Source data:
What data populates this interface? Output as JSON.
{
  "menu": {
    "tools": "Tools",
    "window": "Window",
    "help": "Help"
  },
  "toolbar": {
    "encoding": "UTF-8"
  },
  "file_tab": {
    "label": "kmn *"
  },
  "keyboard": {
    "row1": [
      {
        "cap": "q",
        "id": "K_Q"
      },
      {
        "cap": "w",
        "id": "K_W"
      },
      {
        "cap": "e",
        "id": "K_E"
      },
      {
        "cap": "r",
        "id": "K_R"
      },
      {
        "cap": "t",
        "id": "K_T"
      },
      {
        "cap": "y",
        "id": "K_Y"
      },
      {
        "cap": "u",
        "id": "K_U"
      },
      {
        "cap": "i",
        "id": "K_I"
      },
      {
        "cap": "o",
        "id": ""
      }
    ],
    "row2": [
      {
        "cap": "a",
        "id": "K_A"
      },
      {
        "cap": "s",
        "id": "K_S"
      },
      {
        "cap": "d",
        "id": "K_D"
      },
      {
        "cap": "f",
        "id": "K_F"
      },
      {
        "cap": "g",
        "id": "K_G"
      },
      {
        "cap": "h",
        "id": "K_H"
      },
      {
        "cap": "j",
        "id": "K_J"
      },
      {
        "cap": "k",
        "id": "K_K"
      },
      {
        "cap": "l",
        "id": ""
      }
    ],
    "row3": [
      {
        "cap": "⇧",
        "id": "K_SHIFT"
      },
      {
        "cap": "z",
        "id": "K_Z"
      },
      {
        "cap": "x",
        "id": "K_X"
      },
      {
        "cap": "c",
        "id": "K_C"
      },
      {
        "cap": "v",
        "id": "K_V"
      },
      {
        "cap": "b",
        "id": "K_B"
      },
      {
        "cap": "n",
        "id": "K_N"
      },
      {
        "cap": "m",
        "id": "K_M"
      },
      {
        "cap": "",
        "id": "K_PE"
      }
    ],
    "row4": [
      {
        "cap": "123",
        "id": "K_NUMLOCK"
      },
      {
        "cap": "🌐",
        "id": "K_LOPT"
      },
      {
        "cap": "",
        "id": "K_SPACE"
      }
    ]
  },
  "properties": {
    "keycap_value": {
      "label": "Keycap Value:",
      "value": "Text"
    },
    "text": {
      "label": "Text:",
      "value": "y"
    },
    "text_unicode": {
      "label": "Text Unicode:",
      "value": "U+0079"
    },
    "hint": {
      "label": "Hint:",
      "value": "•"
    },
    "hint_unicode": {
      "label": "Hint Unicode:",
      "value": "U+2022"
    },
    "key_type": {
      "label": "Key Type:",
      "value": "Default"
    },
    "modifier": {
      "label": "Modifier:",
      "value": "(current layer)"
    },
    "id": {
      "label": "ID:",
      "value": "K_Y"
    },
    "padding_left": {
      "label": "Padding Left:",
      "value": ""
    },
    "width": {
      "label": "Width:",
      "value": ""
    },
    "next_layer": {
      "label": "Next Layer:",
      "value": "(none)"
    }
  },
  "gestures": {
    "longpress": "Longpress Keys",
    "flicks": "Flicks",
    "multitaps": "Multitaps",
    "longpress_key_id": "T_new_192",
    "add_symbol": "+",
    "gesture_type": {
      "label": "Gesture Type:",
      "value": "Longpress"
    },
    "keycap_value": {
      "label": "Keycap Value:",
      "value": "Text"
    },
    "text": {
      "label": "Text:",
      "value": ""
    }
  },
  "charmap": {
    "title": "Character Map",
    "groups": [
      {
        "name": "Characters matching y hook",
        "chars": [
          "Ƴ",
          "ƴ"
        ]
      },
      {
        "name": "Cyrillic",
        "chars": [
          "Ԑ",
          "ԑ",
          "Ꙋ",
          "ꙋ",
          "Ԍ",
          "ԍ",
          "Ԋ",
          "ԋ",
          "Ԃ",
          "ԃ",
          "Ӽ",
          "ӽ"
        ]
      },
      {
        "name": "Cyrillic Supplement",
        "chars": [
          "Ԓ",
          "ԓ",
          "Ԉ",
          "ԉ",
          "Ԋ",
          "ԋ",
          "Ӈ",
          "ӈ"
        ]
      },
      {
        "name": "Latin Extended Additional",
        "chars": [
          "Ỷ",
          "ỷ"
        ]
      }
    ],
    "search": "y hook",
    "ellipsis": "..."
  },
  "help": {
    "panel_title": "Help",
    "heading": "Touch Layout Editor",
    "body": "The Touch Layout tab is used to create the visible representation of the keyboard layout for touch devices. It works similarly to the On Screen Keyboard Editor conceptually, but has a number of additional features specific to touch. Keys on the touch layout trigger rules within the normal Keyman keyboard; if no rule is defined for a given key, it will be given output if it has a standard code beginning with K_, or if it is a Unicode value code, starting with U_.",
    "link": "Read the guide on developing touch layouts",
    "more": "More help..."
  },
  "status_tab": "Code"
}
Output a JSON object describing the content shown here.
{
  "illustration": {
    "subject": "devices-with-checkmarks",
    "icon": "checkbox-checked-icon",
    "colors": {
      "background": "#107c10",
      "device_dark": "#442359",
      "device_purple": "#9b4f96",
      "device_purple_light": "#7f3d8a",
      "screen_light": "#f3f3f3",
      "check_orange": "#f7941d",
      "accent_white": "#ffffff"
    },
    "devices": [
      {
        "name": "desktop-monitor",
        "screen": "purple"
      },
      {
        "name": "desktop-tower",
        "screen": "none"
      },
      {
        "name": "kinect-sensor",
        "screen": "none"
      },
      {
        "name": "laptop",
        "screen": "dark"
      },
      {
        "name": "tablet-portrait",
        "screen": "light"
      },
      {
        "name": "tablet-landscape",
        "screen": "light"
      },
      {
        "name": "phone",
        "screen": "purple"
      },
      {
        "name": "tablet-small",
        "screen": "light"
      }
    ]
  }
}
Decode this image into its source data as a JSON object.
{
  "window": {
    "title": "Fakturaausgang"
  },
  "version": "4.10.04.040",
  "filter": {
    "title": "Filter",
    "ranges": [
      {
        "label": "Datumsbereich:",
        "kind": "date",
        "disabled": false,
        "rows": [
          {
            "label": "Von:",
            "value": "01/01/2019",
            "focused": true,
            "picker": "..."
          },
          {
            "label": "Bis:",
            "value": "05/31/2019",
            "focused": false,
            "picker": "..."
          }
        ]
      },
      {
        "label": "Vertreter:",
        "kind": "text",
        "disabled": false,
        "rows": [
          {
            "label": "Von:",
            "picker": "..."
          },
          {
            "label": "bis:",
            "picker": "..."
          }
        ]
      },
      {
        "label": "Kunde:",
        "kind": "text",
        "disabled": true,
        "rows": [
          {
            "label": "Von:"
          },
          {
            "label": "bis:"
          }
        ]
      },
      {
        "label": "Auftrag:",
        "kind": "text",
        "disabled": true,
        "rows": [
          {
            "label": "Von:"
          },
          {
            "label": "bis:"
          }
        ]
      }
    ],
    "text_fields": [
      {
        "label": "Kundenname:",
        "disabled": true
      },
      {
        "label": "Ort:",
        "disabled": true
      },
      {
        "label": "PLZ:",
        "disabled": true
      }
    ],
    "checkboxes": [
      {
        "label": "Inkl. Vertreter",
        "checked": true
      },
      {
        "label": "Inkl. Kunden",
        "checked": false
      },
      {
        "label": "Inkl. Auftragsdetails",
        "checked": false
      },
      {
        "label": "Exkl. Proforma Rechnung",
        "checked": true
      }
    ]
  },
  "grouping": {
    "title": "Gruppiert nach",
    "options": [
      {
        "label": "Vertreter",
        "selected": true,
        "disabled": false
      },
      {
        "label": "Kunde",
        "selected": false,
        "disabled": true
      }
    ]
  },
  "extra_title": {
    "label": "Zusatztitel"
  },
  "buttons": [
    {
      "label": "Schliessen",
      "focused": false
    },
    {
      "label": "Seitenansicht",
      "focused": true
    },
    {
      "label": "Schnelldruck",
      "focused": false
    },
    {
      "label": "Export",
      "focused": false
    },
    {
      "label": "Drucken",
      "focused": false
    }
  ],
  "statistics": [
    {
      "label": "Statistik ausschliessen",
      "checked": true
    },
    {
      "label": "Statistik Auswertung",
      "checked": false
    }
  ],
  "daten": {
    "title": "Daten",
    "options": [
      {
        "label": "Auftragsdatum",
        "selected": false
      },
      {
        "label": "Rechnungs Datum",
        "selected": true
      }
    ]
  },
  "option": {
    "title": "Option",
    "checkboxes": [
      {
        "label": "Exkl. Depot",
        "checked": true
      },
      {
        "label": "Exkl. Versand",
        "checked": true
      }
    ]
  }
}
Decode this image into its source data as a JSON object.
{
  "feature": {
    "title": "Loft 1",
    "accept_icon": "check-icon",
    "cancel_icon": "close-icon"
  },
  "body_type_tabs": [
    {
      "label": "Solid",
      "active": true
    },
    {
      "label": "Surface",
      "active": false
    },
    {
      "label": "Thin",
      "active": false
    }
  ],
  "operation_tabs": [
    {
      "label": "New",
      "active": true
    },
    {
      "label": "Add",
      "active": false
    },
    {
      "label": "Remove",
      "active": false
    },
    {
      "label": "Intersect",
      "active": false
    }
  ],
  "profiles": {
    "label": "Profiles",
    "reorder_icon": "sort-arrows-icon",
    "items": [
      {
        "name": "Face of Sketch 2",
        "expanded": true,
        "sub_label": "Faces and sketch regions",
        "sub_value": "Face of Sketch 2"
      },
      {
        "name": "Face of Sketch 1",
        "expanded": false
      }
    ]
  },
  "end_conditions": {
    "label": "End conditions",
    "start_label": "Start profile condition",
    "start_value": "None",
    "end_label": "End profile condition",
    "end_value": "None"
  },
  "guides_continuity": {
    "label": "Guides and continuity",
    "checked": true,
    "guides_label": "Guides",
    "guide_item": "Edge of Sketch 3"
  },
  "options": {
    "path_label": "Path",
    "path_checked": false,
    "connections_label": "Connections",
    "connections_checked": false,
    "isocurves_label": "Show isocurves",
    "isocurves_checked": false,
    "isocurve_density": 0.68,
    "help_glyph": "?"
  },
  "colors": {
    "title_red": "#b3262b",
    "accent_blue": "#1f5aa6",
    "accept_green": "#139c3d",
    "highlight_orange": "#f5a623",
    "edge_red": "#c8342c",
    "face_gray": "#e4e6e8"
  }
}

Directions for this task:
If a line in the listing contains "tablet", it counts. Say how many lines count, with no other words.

Task result:
3